Fast Food Lunch Fight, Round Four: Burger King

When I began this investigation a few short days ago, I didn’t know exactly what I was going to get out of it.  Now, I admit that this whole thing has been more fun than I expected, and so far I think every joint that thinks I’m worth five bucks plus tax has its merits.

a-suggestive-burger-king-adSo, maybe if I was more familiar with Burger King’s current ad campaign, I wouldn’t have had high expectations. If someone were to literally poop in my cornflakes, I’d suppose it’d be fair to say that this would make me feel that way.

When I walk into the Ellensburg Burger King, I ask if they have a $5 lunch, and the cashier says, “No.” Taking her word for it, I leave the restaurant and head towards the Jack in the Box, thinking that MMDG was mistaken when he put BK on my to do list. A couple of quick messages to him assures me that BK has a $5 deal.

He tells me, “They have ‘we re-invented the $5 bill’ commercials.”

I don’t think these guys understand what’s out there.

Before going back inside, I scan the posters stuck to the windows, and this is when the disappointment sets in.

RF looks sad. And cold.
RF looks sad. And cold.

The main problem with BK’s $5 deal is that it’s not a lunch. It’s a mix-and-match of a selection of sandwiches, and that’s it. No fries, no drink, no damn dessert. The “deal” part of this promo is immediately questionable. Anyway, I return to the counter and the cashier acknowledges that I  was just there. I ask about  this two sandwiches for five-dollar deal, and she lists off my choices: a Big Fish, a  chicken sandwich, a spicy chicken sandwich, an Italian chicken sandwich, a Big King and an extra long BBQ cheeseburger.

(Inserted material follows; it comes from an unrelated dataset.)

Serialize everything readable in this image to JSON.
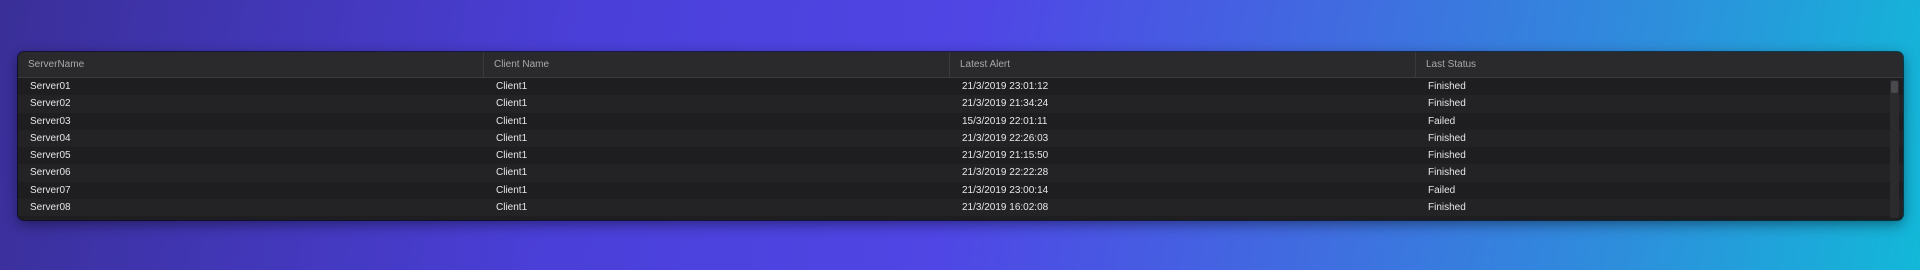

All of these things can be found on the BK value menu for between $1-$3 or in a combo, between $4-$6. I’m so distracted by the lack of sides and beverages, I don’t get the prices of individual sandwiches. I do however note that a small fry is $1.89 (medium $1.99) and a small drink is $1.79 (medium $1.99), and I think in my head that throwing in one or the other wouldn’t break the bank. I end up ordering an extra long BBQ cheeseburger (they took the time to spell it on their marquee) and a Big King. I will say in hindsight that I should have ordered at least one of the chicken sandwiches because that seems to be the main food that makes this thing special. In the moment, I just wanted to eat something familiar and dwell a little while.

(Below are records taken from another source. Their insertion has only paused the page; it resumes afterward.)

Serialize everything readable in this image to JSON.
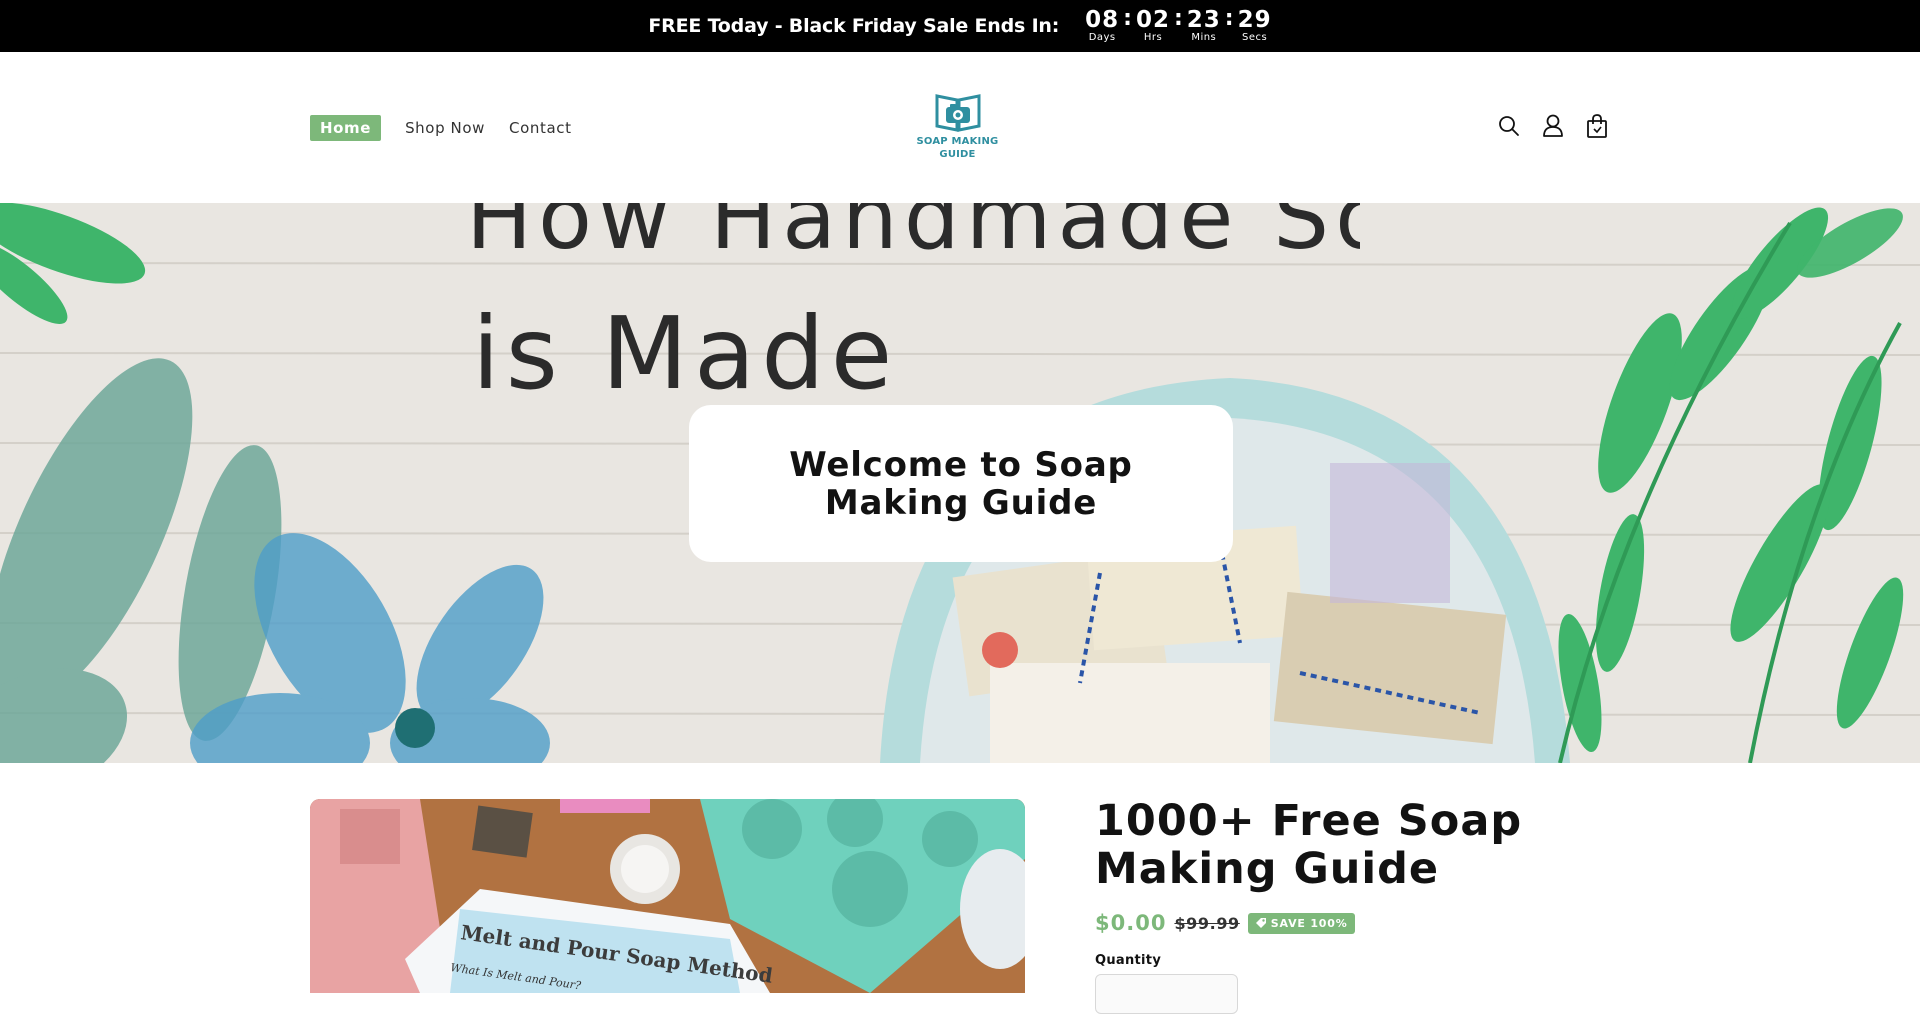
{
  "announcement": {
    "text": "FREE Today - Black Friday Sale Ends In:",
    "countdown": [
      {
        "value": "08",
        "label": "Days"
      },
      {
        "value": "02",
        "label": "Hrs"
      },
      {
        "value": "23",
        "label": "Mins"
      },
      {
        "value": "29",
        "label": "Secs"
      }
    ],
    "separator": ":"
  },
  "header": {
    "nav": [
      {
        "label": "Home",
        "active": true
      },
      {
        "label": "Shop Now",
        "active": false
      },
      {
        "label": "Contact",
        "active": false
      }
    ],
    "logo_text_line1": "SOAP MAKING",
    "logo_text_line2": "GUIDE",
    "icons": [
      "search-icon",
      "account-icon",
      "cart-icon"
    ]
  },
  "hero": {
    "background_text_line1": "How Handmade Soap",
    "background_text_line2": "is Made",
    "title": "Welcome to Soap Making Guide"
  },
  "product": {
    "title": "1000+ Free Soap Making Guide",
    "price": "$0.00",
    "compare_price": "$99.99",
    "badge": "SAVE 100%",
    "quantity_label": "Quantity",
    "image_text": "Melt and Pour Soap Method",
    "image_subtext": "What Is Melt and Pour?"
  },
  "colors": {
    "accent_green": "#7db87a",
    "logo_teal": "#2f8fa0",
    "announcement_bg": "#000000"
  }
}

I will say that the food wasn’t dissatisfying. The extra long cheeseburger is like the old Rodeo Burger except the extra-long is, like, longer. If you liked a Burger King grilled hamburger with onion rings, cheese, Bull’s-Eye barbecue sauce, and nothing else, then this is a tasty sandwich. From my point of view, this is a tasty sandwich. The Big King is not what its name makes it out to be. I feel like I keep stepping on rakes. On the poster, the sandwich’s construction is similar to a Big Mac. A bun with a patty on top, stacked with a bun, then a patty on top, then the final bun, plus all the fix-ins. I usually order fast food burgers without lettuce (I don’t like greasy lettuce), and I don’t do mayo. The cashier informs me that the Big King comes with “King sauce,” so I ask her what that means, and she goes, “Honestly, I have no idea.”

“Awesome.” And then I order it. While it looks substantial on  the poster, it turns out to be a Whopper Jr. with an extra bun and patty. They should really change the name of that sandwich. They should save “Big King” for when they really mean it. If it were called “Double Whopper Jr. with cheese,” we’d be square.

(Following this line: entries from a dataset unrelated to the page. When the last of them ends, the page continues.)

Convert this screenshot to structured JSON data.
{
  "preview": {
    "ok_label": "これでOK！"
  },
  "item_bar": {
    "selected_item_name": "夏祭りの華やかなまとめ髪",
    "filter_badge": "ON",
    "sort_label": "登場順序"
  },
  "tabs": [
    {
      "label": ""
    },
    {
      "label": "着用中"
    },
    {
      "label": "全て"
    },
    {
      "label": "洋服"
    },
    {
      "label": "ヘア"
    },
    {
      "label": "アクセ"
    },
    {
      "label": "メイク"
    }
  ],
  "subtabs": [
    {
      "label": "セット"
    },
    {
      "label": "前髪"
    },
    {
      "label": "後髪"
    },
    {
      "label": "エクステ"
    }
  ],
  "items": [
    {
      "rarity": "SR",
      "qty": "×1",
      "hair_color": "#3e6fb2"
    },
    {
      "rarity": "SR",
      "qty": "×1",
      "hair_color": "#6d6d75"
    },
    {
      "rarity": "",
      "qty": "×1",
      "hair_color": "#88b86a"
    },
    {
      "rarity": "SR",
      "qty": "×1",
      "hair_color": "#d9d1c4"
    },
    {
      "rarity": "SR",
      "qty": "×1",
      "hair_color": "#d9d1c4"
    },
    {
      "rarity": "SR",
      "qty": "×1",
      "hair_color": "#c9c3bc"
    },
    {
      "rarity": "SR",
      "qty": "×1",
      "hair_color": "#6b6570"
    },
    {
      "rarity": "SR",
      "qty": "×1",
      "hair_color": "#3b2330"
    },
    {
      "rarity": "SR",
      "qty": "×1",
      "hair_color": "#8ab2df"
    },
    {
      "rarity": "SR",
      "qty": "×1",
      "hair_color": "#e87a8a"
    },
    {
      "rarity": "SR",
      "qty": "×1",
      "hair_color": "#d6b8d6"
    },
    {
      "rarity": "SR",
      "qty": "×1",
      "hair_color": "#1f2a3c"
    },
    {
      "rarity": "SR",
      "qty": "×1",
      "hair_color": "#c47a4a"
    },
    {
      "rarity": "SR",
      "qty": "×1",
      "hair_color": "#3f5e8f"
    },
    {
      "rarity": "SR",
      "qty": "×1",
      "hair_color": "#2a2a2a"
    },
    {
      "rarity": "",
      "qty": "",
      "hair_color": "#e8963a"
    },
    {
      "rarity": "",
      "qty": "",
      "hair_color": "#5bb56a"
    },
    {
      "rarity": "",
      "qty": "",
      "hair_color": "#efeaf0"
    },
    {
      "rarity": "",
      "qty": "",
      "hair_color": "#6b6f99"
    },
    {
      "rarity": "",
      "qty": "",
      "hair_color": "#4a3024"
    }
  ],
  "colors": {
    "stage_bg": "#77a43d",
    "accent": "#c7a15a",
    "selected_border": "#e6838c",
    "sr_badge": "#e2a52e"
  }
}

Dwelling on what’s ultimately an insignificant transaction got me thinking about the Jaden and Willow Smith interview: how do I negotiate the duality of these feelings? On the one hand, I’m upset with how lame this deal is compared to just about every other place, including Taco Bell. The other deals serve a variety of offerings from their menus, which I think is important.  Not only that, but I don’t think Burger King’s deal can compete because it doesn’t give enough. But when I think of all that, I also think the opposite of all that.

I am really full. The Big King and the extra long BBQ cheeseburger have sunk into my gut. I feel them just sitting there, and I can’t imagine being hungry for a few hours. In a certain respect, the Burger King $5 mix-and-match may be the best deal because of how filling it is, but I’m more into the fullness and sex appeal of the other restaurants’ deals.


Presentation: 1/3 – The sandwiches came wrapped on a tray, nothing special.

Satisfaction: 2/3 – Was it filling? Yes. Could I have used a small drink? Or some salty fries. Or onion rings.

Value: 2/3 – Again, even if it doesn’t look like a meal, it felt like a meal when I was through. But they totally fucking cheat you out of a side or beverage.  If it came with a beverage, we’d be square.

T + 3 hours: 3/3 – Much like my frustration, this meal lingered inside of me long after I ate. It’s kind of a plus, but I’m reminded of the old saying, “If it doesn’t get all over the place, it doesn’t belong in your face.” Interpret as you like.

Next Up:

The Conclusion: a late night lunch with Jack.